Signs and Symptoms of Fibromyalgia
Fibromyalgia is a chronic condition that causes widespread pain around the body. The pain stems from a problem in the way the nervous system processes pain signals.
Fibromyalgia also causes symptoms like tiredness, depression, and mental fog.
Doctors may not immediately consider fibromyalgia when evaluating these types of symptoms, because pain is also common with many other conditions. That’s one reason why it takes an average of five years for people with this disorder to get diagnosed.
Knowing the type and location of your pain, and what other symptoms you have, can help your doctor arrive at a diagnosis. The faster you get diagnosed, the sooner you can get started on a treatment to relieve your symptoms.
Read on to learn some of the most common fibromyalgia symptoms, and a few unusual ones you might not expect.
Treatments for fibromyalgia symptoms
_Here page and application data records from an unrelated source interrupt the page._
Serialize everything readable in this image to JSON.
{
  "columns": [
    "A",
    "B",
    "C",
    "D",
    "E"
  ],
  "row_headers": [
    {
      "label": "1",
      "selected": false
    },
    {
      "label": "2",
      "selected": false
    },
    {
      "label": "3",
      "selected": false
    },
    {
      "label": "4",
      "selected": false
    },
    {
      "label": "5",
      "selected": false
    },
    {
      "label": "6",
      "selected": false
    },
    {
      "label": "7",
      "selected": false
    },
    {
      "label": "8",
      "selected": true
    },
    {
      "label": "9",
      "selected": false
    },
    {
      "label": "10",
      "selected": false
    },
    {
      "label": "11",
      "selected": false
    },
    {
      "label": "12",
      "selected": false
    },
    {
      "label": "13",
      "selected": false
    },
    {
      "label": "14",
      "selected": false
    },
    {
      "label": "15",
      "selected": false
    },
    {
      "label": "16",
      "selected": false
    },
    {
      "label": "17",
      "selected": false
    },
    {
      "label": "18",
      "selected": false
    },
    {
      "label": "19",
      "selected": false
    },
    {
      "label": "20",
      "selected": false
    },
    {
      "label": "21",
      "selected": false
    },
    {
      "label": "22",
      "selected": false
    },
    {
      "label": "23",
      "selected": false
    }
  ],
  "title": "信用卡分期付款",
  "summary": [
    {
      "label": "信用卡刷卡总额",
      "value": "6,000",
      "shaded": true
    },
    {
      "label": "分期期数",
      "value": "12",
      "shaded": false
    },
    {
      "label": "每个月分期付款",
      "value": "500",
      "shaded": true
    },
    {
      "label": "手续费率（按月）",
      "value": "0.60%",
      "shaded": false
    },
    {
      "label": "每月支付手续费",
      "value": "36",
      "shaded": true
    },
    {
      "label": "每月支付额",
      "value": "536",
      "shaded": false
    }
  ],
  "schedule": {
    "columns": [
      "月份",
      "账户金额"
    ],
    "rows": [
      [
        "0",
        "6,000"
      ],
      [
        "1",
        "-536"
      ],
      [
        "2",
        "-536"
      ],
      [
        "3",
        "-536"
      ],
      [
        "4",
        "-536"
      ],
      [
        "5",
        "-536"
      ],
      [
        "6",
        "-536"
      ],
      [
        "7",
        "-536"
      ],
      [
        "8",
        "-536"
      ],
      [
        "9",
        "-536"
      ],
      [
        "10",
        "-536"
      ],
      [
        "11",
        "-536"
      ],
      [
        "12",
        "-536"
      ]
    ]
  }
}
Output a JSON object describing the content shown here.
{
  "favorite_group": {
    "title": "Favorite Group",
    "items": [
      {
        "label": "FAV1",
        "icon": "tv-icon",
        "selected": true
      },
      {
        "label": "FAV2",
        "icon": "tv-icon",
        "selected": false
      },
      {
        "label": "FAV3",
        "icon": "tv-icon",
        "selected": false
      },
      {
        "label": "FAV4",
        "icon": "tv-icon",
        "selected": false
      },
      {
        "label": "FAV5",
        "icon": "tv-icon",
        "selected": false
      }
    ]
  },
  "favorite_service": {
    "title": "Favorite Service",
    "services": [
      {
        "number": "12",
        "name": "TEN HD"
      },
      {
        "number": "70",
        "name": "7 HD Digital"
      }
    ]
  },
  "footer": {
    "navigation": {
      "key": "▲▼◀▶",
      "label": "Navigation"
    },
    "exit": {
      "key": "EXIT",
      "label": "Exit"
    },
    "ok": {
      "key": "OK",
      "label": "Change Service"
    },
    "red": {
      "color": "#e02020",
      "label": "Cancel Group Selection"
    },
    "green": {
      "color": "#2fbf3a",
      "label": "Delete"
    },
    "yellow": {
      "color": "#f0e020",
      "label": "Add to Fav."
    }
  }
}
Three drugs are approved by the U.S. Food and Drug Administration for treating fibromyalgia:
- duloxetine (Cymbalta)
- milnacipran (Savella)
- pregabalin (Lyrica)
Cymbalta and Savella are antidepressants. They work by altering levels of chemicals in the brain and spinal cord that control the transmission of pain signals.
Lyrica is an antiseizure drug. It stops the nerve cells involved in pain signaling from becoming overactive.
Other types of antidepressants and antiseizure drugs may also be effective in treating fibromyalgia.
Acetaminophen (Tylenol) and other pain relievers can help with short-term discomfort. Nonsteroidal anti-inflammatory drugs (NSAIDs) such as ibuprofen (Advil, Motrin) or naproxen (Aleve) aren’t effective because fibromyalgia doesn’t cause inflammation.
These alternative treatments can also help relieve pain and other symptoms of fibromyalgia:
- relaxation therapies
- cognitive behavioral therapy (CBT)
- yoga and tai chi
Also try to exercise as much and as often as you can. Although it might hurt at first, if you stick with a program of aerobic fitness (like walking or bike riding) and toning exercises, you’ll eventually strengthen your muscles and reduce pain. Check out this five-minute workout for starters.
Start slowly and gradually increase your intensity only when you feel ready. A physical therapist can teach you how to exercise safely.
Sleep can be hard to come by when you have fibromyalgia. Yet a lack of sleep can make you feel worse. If you’re struggling to fall asleep or to stay asleep all night, try limiting or avoiding caffeine and other stimulants before bed. Try to go to sleep and wake up at the same times each day to get your body into a rhythm.
Fibro Women Blogs
Chronic Woman Blogs
Chronic Illness Blogs
Official Fibromyalgia Blogs